====== DATA EXCERPTS
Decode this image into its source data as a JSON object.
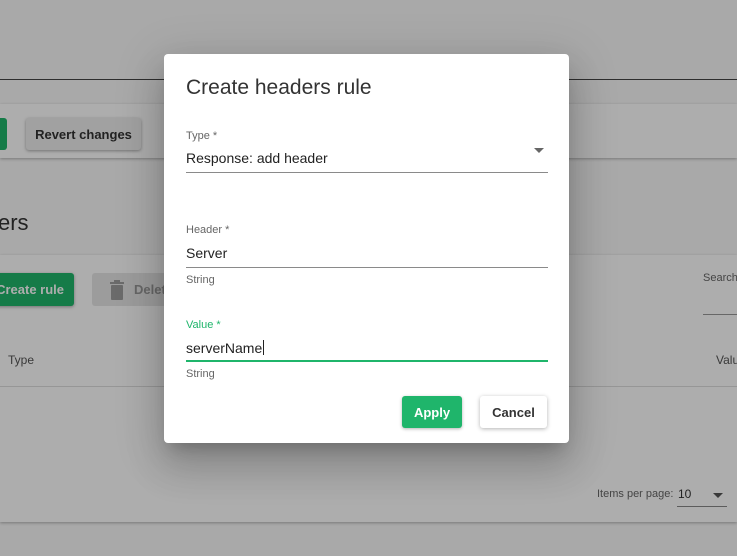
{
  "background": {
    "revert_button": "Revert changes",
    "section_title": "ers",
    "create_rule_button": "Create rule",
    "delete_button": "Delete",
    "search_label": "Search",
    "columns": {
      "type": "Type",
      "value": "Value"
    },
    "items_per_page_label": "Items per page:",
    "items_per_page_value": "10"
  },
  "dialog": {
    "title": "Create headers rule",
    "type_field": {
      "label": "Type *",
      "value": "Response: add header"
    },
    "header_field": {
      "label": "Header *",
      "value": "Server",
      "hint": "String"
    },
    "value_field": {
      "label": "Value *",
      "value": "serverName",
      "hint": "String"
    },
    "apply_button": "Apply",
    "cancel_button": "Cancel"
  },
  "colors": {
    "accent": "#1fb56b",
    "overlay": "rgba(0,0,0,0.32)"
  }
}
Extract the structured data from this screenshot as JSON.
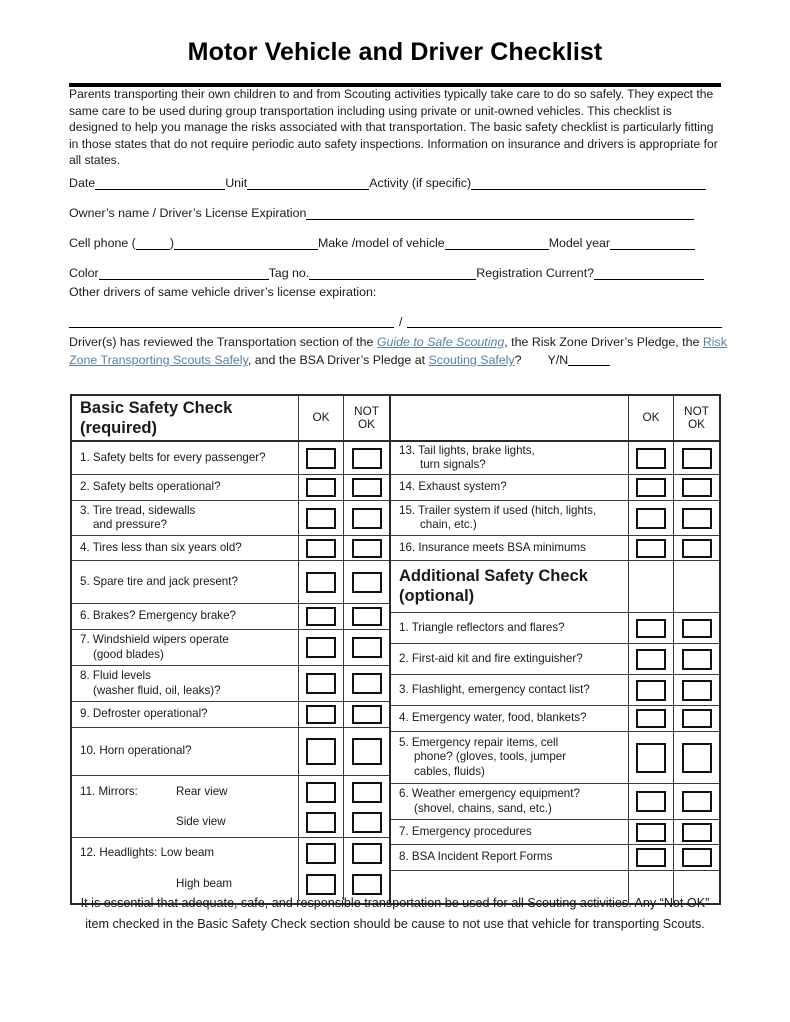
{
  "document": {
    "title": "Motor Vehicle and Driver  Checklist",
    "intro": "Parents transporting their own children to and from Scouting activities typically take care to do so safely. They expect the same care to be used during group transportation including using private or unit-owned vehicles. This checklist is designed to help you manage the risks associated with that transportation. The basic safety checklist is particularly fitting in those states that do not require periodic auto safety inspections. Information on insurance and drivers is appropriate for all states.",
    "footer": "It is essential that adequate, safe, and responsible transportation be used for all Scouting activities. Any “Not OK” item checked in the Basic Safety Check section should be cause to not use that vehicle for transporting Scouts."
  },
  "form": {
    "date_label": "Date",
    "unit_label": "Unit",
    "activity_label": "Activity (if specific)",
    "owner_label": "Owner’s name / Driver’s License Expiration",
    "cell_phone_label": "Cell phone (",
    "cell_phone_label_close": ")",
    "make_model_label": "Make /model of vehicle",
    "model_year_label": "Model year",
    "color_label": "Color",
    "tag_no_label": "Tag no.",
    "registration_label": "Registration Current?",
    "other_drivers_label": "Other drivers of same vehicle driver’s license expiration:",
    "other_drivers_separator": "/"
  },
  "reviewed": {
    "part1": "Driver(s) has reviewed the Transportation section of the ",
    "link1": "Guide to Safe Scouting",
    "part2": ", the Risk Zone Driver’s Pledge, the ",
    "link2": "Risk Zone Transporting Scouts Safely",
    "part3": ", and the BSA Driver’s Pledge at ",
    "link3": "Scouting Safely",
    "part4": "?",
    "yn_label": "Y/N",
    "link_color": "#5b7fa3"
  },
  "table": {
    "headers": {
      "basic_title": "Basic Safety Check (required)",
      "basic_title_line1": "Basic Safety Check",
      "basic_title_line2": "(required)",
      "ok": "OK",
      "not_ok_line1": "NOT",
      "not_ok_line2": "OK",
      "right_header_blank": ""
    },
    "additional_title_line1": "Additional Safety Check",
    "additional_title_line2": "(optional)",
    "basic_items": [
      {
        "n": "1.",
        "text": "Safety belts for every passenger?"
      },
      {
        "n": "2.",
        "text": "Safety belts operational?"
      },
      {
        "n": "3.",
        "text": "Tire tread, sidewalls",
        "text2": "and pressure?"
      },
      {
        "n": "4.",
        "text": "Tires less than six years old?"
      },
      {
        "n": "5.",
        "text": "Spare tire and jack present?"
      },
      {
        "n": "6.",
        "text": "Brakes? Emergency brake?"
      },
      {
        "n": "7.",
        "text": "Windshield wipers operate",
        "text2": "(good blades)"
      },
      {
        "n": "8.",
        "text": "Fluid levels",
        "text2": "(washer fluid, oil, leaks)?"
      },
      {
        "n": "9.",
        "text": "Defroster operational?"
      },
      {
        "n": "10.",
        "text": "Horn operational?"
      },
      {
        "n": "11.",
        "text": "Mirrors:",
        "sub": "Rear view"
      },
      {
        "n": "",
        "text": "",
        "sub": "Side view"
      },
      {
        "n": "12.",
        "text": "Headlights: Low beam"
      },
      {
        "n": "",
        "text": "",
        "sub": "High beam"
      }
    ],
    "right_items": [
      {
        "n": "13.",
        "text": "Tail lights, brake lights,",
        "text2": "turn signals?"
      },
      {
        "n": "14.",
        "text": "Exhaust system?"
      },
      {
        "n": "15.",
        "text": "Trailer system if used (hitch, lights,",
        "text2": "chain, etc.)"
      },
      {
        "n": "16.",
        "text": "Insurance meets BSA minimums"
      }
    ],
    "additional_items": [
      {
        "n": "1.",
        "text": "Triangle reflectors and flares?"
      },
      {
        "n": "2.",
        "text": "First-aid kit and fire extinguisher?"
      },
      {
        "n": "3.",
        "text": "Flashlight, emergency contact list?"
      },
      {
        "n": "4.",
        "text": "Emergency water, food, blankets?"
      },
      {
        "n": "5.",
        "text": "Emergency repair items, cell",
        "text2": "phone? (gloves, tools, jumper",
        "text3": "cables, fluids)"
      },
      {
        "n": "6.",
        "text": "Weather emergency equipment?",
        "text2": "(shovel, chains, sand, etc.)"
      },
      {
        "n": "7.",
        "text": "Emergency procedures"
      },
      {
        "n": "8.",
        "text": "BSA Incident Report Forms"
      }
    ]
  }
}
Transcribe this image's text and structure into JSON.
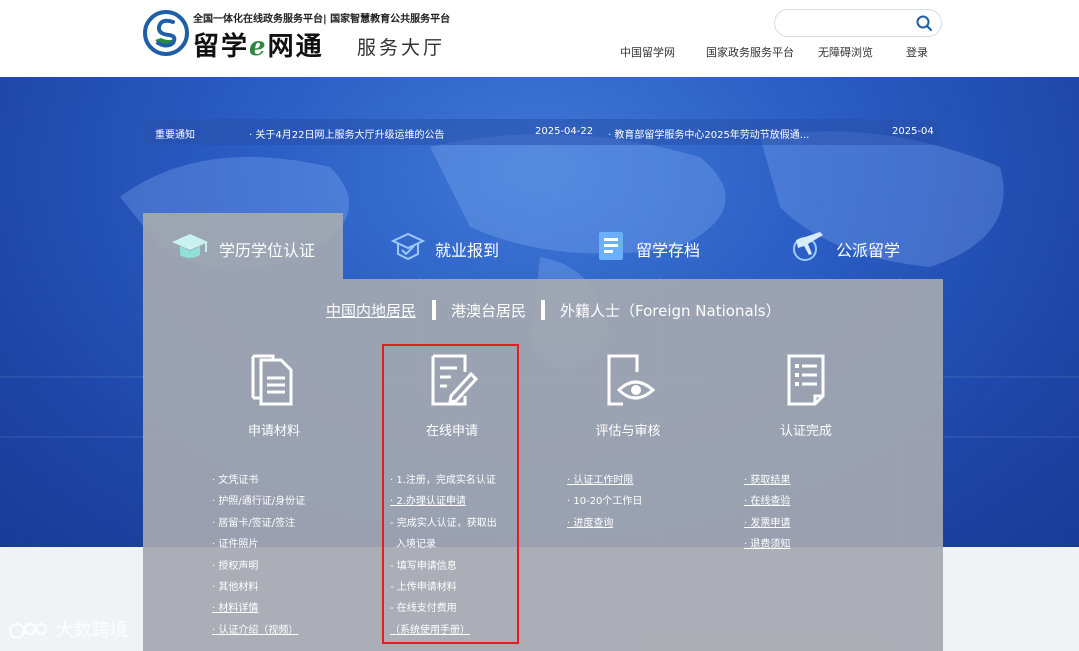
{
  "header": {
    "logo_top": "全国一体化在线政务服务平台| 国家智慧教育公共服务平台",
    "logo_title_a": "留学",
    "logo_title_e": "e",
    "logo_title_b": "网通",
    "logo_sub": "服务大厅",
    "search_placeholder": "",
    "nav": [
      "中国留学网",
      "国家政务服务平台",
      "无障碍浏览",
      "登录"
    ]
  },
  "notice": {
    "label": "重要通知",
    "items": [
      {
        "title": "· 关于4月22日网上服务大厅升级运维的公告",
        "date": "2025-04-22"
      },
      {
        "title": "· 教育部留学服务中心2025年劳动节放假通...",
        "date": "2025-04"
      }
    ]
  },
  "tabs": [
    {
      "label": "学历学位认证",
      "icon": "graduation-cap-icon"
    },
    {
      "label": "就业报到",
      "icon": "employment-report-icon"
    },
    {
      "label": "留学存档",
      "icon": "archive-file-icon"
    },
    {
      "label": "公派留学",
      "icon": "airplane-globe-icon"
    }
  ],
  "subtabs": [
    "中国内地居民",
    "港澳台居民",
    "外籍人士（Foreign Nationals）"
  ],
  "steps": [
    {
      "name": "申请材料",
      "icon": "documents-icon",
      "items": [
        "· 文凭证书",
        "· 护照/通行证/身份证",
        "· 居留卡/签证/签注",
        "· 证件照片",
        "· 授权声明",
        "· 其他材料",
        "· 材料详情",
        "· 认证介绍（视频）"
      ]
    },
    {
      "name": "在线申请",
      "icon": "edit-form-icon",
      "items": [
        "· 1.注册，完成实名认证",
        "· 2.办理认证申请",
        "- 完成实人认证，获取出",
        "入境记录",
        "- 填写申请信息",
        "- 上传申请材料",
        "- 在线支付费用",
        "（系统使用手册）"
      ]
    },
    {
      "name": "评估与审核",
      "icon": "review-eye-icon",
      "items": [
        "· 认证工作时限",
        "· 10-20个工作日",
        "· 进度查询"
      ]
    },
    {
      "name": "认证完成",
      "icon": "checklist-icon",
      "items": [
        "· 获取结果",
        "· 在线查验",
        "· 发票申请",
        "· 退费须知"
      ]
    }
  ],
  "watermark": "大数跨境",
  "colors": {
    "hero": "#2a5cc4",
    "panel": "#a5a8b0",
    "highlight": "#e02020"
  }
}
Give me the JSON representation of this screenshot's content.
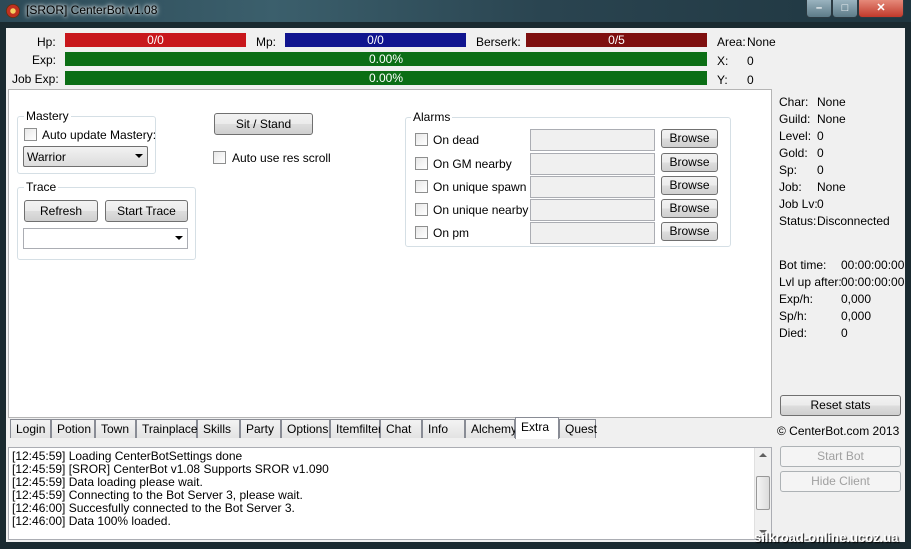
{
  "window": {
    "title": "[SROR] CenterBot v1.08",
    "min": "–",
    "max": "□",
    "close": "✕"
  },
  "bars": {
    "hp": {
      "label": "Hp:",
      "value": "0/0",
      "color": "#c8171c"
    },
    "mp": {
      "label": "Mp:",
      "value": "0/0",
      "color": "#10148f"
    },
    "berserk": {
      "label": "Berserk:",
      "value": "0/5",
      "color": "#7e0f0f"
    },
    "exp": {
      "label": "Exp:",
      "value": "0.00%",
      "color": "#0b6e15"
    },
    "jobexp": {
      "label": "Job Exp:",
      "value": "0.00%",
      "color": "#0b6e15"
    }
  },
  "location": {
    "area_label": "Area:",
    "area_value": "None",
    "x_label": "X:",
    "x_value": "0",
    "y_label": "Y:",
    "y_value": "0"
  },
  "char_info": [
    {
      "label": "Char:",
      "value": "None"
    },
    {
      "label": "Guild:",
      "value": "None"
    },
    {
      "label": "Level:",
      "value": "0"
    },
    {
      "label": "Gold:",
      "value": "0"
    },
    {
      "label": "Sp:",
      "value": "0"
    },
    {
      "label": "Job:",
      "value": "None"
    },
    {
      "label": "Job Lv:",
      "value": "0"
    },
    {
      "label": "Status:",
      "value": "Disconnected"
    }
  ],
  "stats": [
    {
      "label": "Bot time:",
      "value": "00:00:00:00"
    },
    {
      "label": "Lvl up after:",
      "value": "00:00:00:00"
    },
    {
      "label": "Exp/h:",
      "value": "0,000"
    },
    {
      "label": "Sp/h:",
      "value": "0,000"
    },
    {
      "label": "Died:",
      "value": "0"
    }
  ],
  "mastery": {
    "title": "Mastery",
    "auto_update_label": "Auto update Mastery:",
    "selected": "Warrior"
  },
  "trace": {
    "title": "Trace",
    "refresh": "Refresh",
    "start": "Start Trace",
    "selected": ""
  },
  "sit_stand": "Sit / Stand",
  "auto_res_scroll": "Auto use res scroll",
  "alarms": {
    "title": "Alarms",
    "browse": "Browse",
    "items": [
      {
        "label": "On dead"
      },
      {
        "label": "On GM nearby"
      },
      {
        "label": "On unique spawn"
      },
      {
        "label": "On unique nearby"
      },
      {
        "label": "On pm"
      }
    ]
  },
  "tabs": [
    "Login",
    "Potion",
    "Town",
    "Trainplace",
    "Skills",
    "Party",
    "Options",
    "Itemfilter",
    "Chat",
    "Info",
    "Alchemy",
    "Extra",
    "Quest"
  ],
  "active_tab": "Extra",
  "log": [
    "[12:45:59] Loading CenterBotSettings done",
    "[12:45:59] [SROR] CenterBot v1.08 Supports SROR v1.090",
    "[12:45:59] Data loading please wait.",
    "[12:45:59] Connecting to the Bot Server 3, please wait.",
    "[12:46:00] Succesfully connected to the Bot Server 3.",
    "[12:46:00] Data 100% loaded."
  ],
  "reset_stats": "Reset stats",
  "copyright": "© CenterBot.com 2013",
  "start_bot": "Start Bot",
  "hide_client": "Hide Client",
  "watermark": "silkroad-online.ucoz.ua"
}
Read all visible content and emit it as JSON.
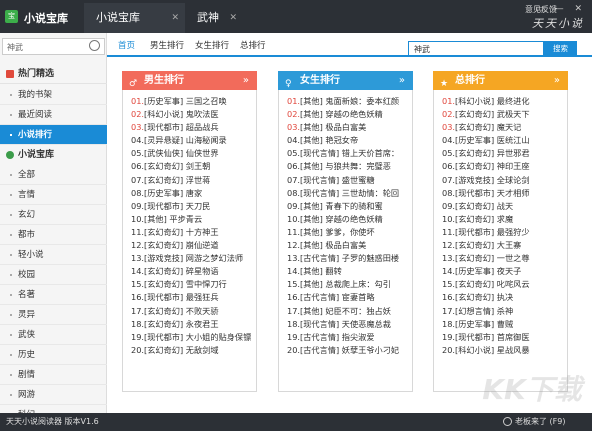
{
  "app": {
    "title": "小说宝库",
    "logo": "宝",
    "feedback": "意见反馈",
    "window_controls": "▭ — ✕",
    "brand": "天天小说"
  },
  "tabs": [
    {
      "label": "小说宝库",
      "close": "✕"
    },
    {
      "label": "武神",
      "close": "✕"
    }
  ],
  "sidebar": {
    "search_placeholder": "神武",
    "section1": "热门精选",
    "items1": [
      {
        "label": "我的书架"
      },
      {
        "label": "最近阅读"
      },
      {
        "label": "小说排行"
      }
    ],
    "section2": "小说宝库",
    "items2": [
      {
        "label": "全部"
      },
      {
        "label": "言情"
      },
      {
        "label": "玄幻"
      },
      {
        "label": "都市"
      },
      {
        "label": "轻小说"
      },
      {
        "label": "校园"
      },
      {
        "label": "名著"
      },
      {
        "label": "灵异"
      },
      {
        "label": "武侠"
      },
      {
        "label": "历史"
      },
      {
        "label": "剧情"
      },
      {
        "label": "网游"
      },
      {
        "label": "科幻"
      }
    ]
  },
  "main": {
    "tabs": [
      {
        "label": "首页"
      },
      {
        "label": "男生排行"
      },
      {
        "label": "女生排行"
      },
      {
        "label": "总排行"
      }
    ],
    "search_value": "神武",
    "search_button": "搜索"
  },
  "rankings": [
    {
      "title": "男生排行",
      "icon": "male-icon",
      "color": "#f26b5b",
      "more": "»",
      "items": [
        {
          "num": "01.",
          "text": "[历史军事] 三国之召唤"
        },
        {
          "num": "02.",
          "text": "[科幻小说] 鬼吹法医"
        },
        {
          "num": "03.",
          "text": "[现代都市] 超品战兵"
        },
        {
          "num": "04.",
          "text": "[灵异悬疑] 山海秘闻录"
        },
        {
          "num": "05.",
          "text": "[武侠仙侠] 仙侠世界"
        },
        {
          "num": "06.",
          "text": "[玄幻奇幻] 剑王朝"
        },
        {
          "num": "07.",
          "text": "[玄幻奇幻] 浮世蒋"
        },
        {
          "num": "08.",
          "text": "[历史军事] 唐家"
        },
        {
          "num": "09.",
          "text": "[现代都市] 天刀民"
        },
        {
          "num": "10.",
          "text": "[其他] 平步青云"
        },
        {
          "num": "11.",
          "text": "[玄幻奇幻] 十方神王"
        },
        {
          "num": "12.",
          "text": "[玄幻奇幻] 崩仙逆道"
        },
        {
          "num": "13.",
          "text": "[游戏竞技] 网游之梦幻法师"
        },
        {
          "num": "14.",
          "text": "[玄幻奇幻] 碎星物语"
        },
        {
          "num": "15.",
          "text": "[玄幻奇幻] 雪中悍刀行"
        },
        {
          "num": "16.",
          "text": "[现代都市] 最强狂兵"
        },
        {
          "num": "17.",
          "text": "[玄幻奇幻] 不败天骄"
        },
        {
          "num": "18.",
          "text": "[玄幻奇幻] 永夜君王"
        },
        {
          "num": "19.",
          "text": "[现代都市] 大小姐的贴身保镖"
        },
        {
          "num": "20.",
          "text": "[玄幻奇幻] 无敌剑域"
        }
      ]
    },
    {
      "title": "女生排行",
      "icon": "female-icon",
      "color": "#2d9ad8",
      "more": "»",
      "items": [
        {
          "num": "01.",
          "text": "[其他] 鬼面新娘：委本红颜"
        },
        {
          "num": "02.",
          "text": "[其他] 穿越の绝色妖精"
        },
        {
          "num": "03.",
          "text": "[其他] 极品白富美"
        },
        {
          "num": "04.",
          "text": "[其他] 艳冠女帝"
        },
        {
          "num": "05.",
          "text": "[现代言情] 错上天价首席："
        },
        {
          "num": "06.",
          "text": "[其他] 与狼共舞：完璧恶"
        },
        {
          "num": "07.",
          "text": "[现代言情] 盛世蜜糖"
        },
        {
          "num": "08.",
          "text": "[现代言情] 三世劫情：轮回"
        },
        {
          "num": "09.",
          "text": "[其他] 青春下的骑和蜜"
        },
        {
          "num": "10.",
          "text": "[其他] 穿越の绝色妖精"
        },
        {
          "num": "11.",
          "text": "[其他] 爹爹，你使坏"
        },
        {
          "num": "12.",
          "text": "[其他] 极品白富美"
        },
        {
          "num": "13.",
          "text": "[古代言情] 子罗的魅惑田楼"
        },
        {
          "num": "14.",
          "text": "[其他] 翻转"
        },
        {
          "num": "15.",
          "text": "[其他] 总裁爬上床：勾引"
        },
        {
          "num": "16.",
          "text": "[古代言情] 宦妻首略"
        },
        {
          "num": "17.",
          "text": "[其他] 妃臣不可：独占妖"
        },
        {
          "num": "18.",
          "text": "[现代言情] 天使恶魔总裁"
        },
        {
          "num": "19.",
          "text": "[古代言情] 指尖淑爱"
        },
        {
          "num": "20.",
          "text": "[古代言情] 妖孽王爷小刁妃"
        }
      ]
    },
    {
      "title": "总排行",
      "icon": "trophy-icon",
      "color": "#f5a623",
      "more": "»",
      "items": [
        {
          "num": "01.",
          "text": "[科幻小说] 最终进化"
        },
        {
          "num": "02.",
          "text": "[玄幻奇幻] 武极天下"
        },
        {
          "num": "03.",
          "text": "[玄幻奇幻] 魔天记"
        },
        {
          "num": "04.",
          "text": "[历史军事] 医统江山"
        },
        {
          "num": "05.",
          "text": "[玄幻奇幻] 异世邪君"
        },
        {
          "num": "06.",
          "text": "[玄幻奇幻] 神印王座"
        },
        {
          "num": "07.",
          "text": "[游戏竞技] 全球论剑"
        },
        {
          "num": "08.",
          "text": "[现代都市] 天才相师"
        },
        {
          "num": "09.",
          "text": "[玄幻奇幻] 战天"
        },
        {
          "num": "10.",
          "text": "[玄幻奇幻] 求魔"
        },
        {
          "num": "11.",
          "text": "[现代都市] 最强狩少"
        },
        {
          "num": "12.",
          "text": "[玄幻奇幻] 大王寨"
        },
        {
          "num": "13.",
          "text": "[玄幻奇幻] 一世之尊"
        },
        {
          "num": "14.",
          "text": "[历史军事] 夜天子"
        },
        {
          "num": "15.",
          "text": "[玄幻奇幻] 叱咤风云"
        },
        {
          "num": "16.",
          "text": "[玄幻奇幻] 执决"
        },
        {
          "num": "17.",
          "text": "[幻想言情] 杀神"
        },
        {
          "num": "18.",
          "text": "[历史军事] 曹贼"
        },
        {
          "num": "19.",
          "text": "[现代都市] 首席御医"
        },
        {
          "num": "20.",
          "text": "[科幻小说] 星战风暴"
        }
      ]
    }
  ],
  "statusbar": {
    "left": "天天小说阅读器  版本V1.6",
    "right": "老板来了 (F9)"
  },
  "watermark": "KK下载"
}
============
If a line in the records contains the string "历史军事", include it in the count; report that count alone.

— COMPLETED EXERCISE —
5